:: DATA FOR REVIEW ::

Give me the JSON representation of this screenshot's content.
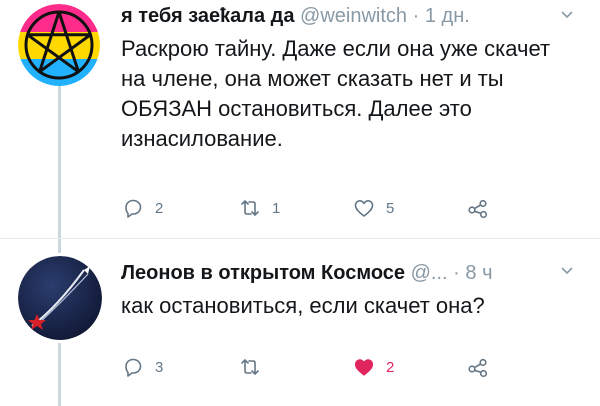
{
  "tweets": [
    {
      "display_name": "я тебя заеҟала да",
      "handle": "@weinwitch",
      "separator": "·",
      "time": "1 дн.",
      "text": "Раскрою тайну. Даже если она уже скачет на члене, она может сказать нет и ты ОБЯЗАН остановиться. Далее это изнасилование.",
      "replies": "2",
      "retweets": "1",
      "likes": "5",
      "liked": false,
      "avatar_icon": "pansexual-pentagram-avatar"
    },
    {
      "display_name": "Леонов в открытом Космосе",
      "handle": "@...",
      "separator": "·",
      "time": "8 ч",
      "text": "как остановиться, если скачет она?",
      "replies": "3",
      "retweets": "",
      "likes": "2",
      "liked": true,
      "avatar_icon": "space-rocket-avatar"
    }
  ],
  "colors": {
    "muted": "#657786",
    "like_red": "#e0245e",
    "thread_line": "#ccd6dd"
  }
}
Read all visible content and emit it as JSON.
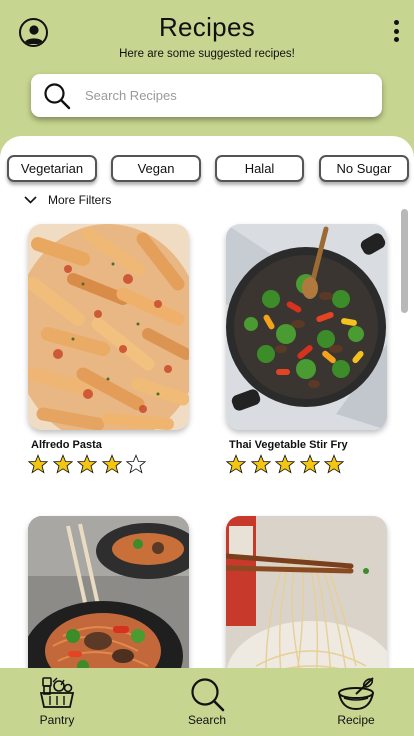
{
  "header": {
    "title": "Recipes",
    "subtitle": "Here are some suggested recipes!",
    "profile_icon": "user-circle-icon",
    "menu_icon": "kebab-menu-icon"
  },
  "search": {
    "placeholder": "Search Recipes",
    "value": "",
    "icon": "search-icon"
  },
  "filters": {
    "chips": [
      "Vegetarian",
      "Vegan",
      "Halal",
      "No Sugar"
    ],
    "more_label": "More Filters"
  },
  "recipes": [
    {
      "name": "Alfredo Pasta",
      "rating": 4,
      "max_rating": 5
    },
    {
      "name": "Thai Vegetable Stir Fry",
      "rating": 5,
      "max_rating": 5
    },
    {
      "name": "",
      "rating": null
    },
    {
      "name": "",
      "rating": null
    }
  ],
  "bottom_nav": {
    "items": [
      {
        "label": "Pantry",
        "icon": "grocery-basket-icon"
      },
      {
        "label": "Search",
        "icon": "search-icon"
      },
      {
        "label": "Recipe",
        "icon": "mixing-bowl-icon"
      }
    ]
  },
  "colors": {
    "background": "#c6d58f",
    "panel": "#ffffff",
    "star": "#f3c613"
  }
}
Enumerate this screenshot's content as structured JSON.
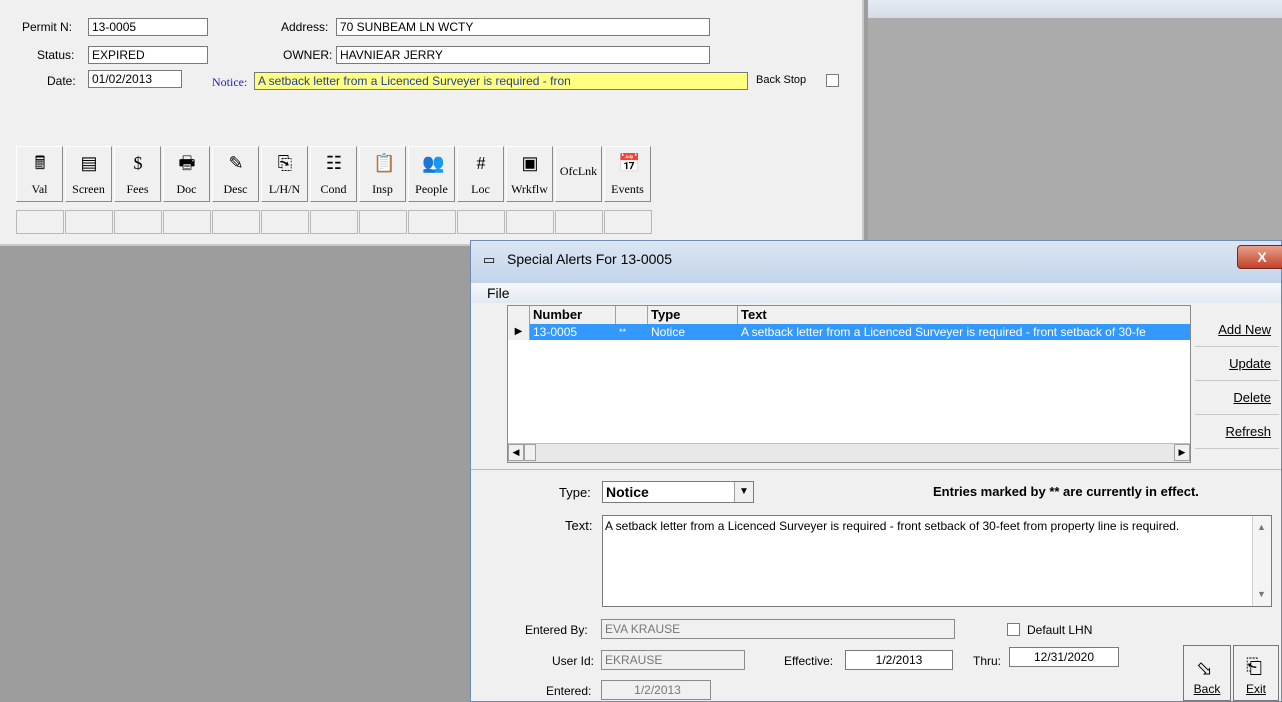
{
  "form": {
    "permit_label": "Permit N:",
    "permit_value": "13-0005",
    "status_label": "Status:",
    "status_value": "EXPIRED",
    "date_label": "Date:",
    "date_value": "01/02/2013",
    "address_label": "Address:",
    "address_value": "70 SUNBEAM LN  WCTY",
    "owner_label": "OWNER:",
    "owner_value": "HAVNIEAR JERRY",
    "notice_label": "Notice:",
    "notice_value": "A setback letter from a Licenced Surveyer is required - fron",
    "backstop_label": "Back Stop"
  },
  "toolbar": [
    {
      "name": "val",
      "label": "Val",
      "icon": "calculator-icon",
      "glyph": "🖩"
    },
    {
      "name": "screen",
      "label": "Screen",
      "icon": "monitor-icon",
      "glyph": "▤"
    },
    {
      "name": "fees",
      "label": "Fees",
      "icon": "dollar-icon",
      "glyph": "$"
    },
    {
      "name": "doc",
      "label": "Doc",
      "icon": "printer-icon",
      "glyph": "🖶"
    },
    {
      "name": "desc",
      "label": "Desc",
      "icon": "pencil-note-icon",
      "glyph": "✎"
    },
    {
      "name": "lhn",
      "label": "L/H/N",
      "icon": "paperclip-icon",
      "glyph": "⎘"
    },
    {
      "name": "cond",
      "label": "Cond",
      "icon": "checklist-icon",
      "glyph": "☷"
    },
    {
      "name": "insp",
      "label": "Insp",
      "icon": "clipboard-icon",
      "glyph": "📋"
    },
    {
      "name": "people",
      "label": "People",
      "icon": "people-icon",
      "glyph": "👥"
    },
    {
      "name": "loc",
      "label": "Loc",
      "icon": "grid-map-icon",
      "glyph": "#"
    },
    {
      "name": "wrkflw",
      "label": "Wrkflw",
      "icon": "workflow-icon",
      "glyph": "▣"
    },
    {
      "name": "ofclnk",
      "label": "OfcLnk",
      "icon": "",
      "glyph": ""
    },
    {
      "name": "events",
      "label": "Events",
      "icon": "calendar-icon",
      "glyph": "📅"
    }
  ],
  "dialog": {
    "title": "Special Alerts For 13-0005",
    "close_glyph": "X",
    "menu_file": "File",
    "columns": [
      "Number",
      "",
      "Type",
      "Text"
    ],
    "row": {
      "number": "13-0005",
      "flag": "**",
      "type": "Notice",
      "text": "A setback letter from a Licenced Surveyer is required - front setback of 30-fe"
    },
    "buttons": {
      "add_new": "Add New",
      "update": "Update",
      "delete": "Delete",
      "refresh": "Refresh"
    },
    "type_label": "Type:",
    "type_value": "Notice",
    "entries_note": "Entries marked by ** are currently in effect.",
    "text_label": "Text:",
    "text_value": "A setback letter from a Licenced Surveyer is required - front setback of 30-feet from property line is required.",
    "entered_by_label": "Entered By:",
    "entered_by_value": "EVA KRAUSE",
    "default_lhn_label": "Default LHN",
    "user_id_label": "User Id:",
    "user_id_value": "EKRAUSE",
    "effective_label": "Effective:",
    "effective_value": "1/2/2013",
    "thru_label": "Thru:",
    "thru_value": "12/31/2020",
    "entered_label": "Entered:",
    "entered_value": "1/2/2013",
    "back_label": "Back",
    "exit_label": "Exit"
  }
}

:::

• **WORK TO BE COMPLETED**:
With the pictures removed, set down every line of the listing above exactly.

• **TASK ANSWER**:
Give me the JSON representation of this screenshot's content.
{
  "tweets": [
    {
      "display_name": "я тебя заеҟала да",
      "handle": "@weinwitch",
      "separator": "·",
      "time": "1 дн.",
      "text": "Раскрою тайну. Даже если она уже скачет на члене, она может сказать нет и ты ОБЯЗАН остановиться. Далее это изнасилование.",
      "replies": "2",
      "retweets": "1",
      "likes": "5",
      "liked": false,
      "avatar_icon": "pansexual-pentagram-avatar"
    },
    {
      "display_name": "Леонов в открытом Космосе",
      "handle": "@...",
      "separator": "·",
      "time": "8 ч",
      "text": "как остановиться, если скачет она?",
      "replies": "3",
      "retweets": "",
      "likes": "2",
      "liked": true,
      "avatar_icon": "space-rocket-avatar"
    }
  ],
  "colors": {
    "muted": "#657786",
    "like_red": "#e0245e",
    "thread_line": "#ccd6dd"
  }
}
Read all visible content and emit it as JSON.
{
  "header": {
    "title": "Recipes",
    "subtitle": "Here are some suggested recipes!",
    "profile_icon": "user-circle-icon",
    "menu_icon": "kebab-menu-icon"
  },
  "search": {
    "placeholder": "Search Recipes",
    "value": "",
    "icon": "search-icon"
  },
  "filters": {
    "chips": [
      "Vegetarian",
      "Vegan",
      "Halal",
      "No Sugar"
    ],
    "more_label": "More Filters"
  },
  "recipes": [
    {
      "name": "Alfredo Pasta",
      "rating": 4,
      "max_rating": 5
    },
    {
      "name": "Thai Vegetable Stir Fry",
      "rating": 5,
      "max_rating": 5
    },
    {
      "name": "",
      "rating": null
    },
    {
      "name": "",
      "rating": null
    }
  ],
  "bottom_nav": {
    "items": [
      {
        "label": "Pantry",
        "icon": "grocery-basket-icon"
      },
      {
        "label": "Search",
        "icon": "search-icon"
      },
      {
        "label": "Recipe",
        "icon": "mixing-bowl-icon"
      }
    ]
  },
  "colors": {
    "background": "#c6d58f",
    "panel": "#ffffff",
    "star": "#f3c613"
  }
}
Enumerate this screenshot's content as structured JSON.
{
  "form": {
    "permit_label": "Permit N:",
    "permit_value": "13-0005",
    "status_label": "Status:",
    "status_value": "EXPIRED",
    "date_label": "Date:",
    "date_value": "01/02/2013",
    "address_label": "Address:",
    "address_value": "70 SUNBEAM LN  WCTY",
    "owner_label": "OWNER:",
    "owner_value": "HAVNIEAR JERRY",
    "notice_label": "Notice:",
    "notice_value": "A setback letter from a Licenced Surveyer is required - fron",
    "backstop_label": "Back Stop"
  },
  "toolbar": [
    {
      "name": "val",
      "label": "Val",
      "icon": "calculator-icon",
      "glyph": "🖩"
    },
    {
      "name": "screen",
      "label": "Screen",
      "icon": "monitor-icon",
      "glyph": "▤"
    },
    {
      "name": "fees",
      "label": "Fees",
      "icon": "dollar-icon",
      "glyph": "$"
    },
    {
      "name": "doc",
      "label": "Doc",
      "icon": "printer-icon",
      "glyph": "🖶"
    },
    {
      "name": "desc",
      "label": "Desc",
      "icon": "pencil-note-icon",
      "glyph": "✎"
    },
    {
      "name": "lhn",
      "label": "L/H/N",
      "icon": "paperclip-icon",
      "glyph": "⎘"
    },
    {
      "name": "cond",
      "label": "Cond",
      "icon": "checklist-icon",
      "glyph": "☷"
    },
    {
      "name": "insp",
      "label": "Insp",
      "icon": "clipboard-icon",
      "glyph": "📋"
    },
    {
      "name": "people",
      "label": "People",
      "icon": "people-icon",
      "glyph": "👥"
    },
    {
      "name": "loc",
      "label": "Loc",
      "icon": "grid-map-icon",
      "glyph": "#"
    },
    {
      "name": "wrkflw",
      "label": "Wrkflw",
      "icon": "workflow-icon",
      "glyph": "▣"
    },
    {
      "name": "ofclnk",
      "label": "OfcLnk",
      "icon": "",
      "glyph": ""
    },
    {
      "name": "events",
      "label": "Events",
      "icon": "calendar-icon",
      "glyph": "📅"
    }
  ],
  "dialog": {
    "title": "Special Alerts For 13-0005",
    "close_glyph": "X",
    "menu_file": "File",
    "columns": [
      "Number",
      "",
      "Type",
      "Text"
    ],
    "row": {
      "number": "13-0005",
      "flag": "**",
      "type": "Notice",
      "text": "A setback letter from a Licenced Surveyer is required - front setback of 30-fe"
    },
    "buttons": {
      "add_new": "Add New",
      "update": "Update",
      "delete": "Delete",
      "refresh": "Refresh"
    },
    "type_label": "Type:",
    "type_value": "Notice",
    "entries_note": "Entries marked by ** are currently in effect.",
    "text_label": "Text:",
    "text_value": "A setback letter from a Licenced Surveyer is required - front setback of 30-feet from property line is required.",
    "entered_by_label": "Entered By:",
    "entered_by_value": "EVA KRAUSE",
    "default_lhn_label": "Default LHN",
    "user_id_label": "User Id:",
    "user_id_value": "EKRAUSE",
    "effective_label": "Effective:",
    "effective_value": "1/2/2013",
    "thru_label": "Thru:",
    "thru_value": "12/31/2020",
    "entered_label": "Entered:",
    "entered_value": "1/2/2013",
    "back_label": "Back",
    "exit_label": "Exit"
  }
}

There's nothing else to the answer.